March 8, 2017 by IonaWare
FIRST DAY AT MY FIRST JOB
November 1, 2015
Before I begin, let me say that I’m from a tiny tiny railroad town on Lake Erie, Conneaut OH. Have never had a job ever except to babysit a couple of times and didn’t like it. Here it’s 1967. I’m living by myself, in a mega metropolis, never having ridden on a bus and with complete strangers going to work in biggest office building in the world at that time and am pretty petrified.
Found my apartment with the help of my brother and Mary, my sister in law. It was in Arlington VA right off Columbia Pike on the bus route straight towards DC.
Got ready for work and wanting to throw up the entire time, forced myself to leave my apt and walk to the bus stop. While riding on the bus, am wondering where I’ll get dropped off? Oh, here it is….whoa! We’re driving under the building. Cool. Guess I’ll follow the crowd up the stairs. Holy cow! It’s a huge concourse with a barbershop, restaurants, department stores on a smaller scale of course.
Okay now where? Spanning… spanning….Oh, there are entryways with security guards checking IDs. So I nervously go over, ask a security guard if this is the right entryway for me after showing my ID. How do I get to the right office? Now the funny thing is the Pentagon at that time was the largest office building in the world. Each level was painted a different color and very boring until you got to the upper floors where I delivered daily or weekly reports to Joint Chiefs of Staff. My floor was painted ugly depressing government green. Stopped off at the restroom before meeting my boss for first time and holy cow there were footprints where people had run up the wall and the whole restroom was in disarray. It must have been part of last night’s news on the anti Vietnam war demonstrators in front of the Pentagon where they were burning their draft cards and yelling things. It was quite an ordeal. I think they rushed the concourse through some of the hallways, made it as far as the bathrooms to the left of security guy ramming through and did some damage. These footprints must be from them. The 60s were an amazing whirlwind of change. Our country went from Beaver Cleaver days to drugs, sex and heavy metal.
With butterflies in my stomach, with a mind to do a good job, I walk in the office and there’s Sandy. She ends up being a wonderful big sister, wise married young woman. Then, Capt Moorehead who was in charge of Naval Public Affairs and Planning Division. He was straight laced, disciplined and fair. Then, Cmdr Thomas Oxendine, the first Native American Indian to be a Navy pilot. He was like a cool uncle to me. My desk and the guys I worked for were on other side of Capt’s office.

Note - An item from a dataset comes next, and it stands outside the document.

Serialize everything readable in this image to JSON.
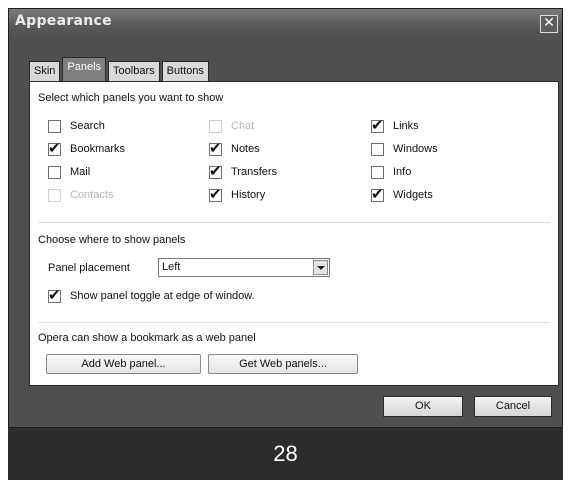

There was one civilian, Al Goodman, GS14 or 15. I really never knew what he did, except PR work, took VIP visits on naval ships or places. I typed letters and all but nothing of substance. I did wonder at times if his job was more cover for something deeper. He’d be gone for periods of time without letting me know he’d be gone. Who knows. He did help me when on a VIP weekend visit the USS INDEPENDENCE I’ll tell you later. Now for my favorite…Cmdr Moore. He was a “Mustang” officer. He was like a grandfather (not old enough though) to me with wise advice, watching out for me while he sat at his desk always calm and willing to answer any questions. He talked about his big cat and how he woke him up each morning. Then, LTJG Dugger, who was like a big brother. He made sure this one slick officer spending his two-week reserve duty with us stopped trying to get me to pose for Playboy magazine where he worked. They became in my mind a family where I felt safe.
There was one last person who was an odd duck, Anne. Anne grew up a Quaker, had two teenage daughters, married to a CIA guy. They lived in China for many years but were back in DC. One of Anne’s jobs was to each morning go through all major US newspapers looking for security leaks. She generally found something if only Confidential info. Also, handled PR and care of wives of returning USS Pueblo sailors when they were released. She cared for their families’ emotional needs and prepping them on any concerns and what to possibly expect when their loved ones returned. She was so good at her job.
Well, Sandy took me on a tour of the departments meeting many other people I may introduce you to some time.
Thanks for listening. Private message me if you want.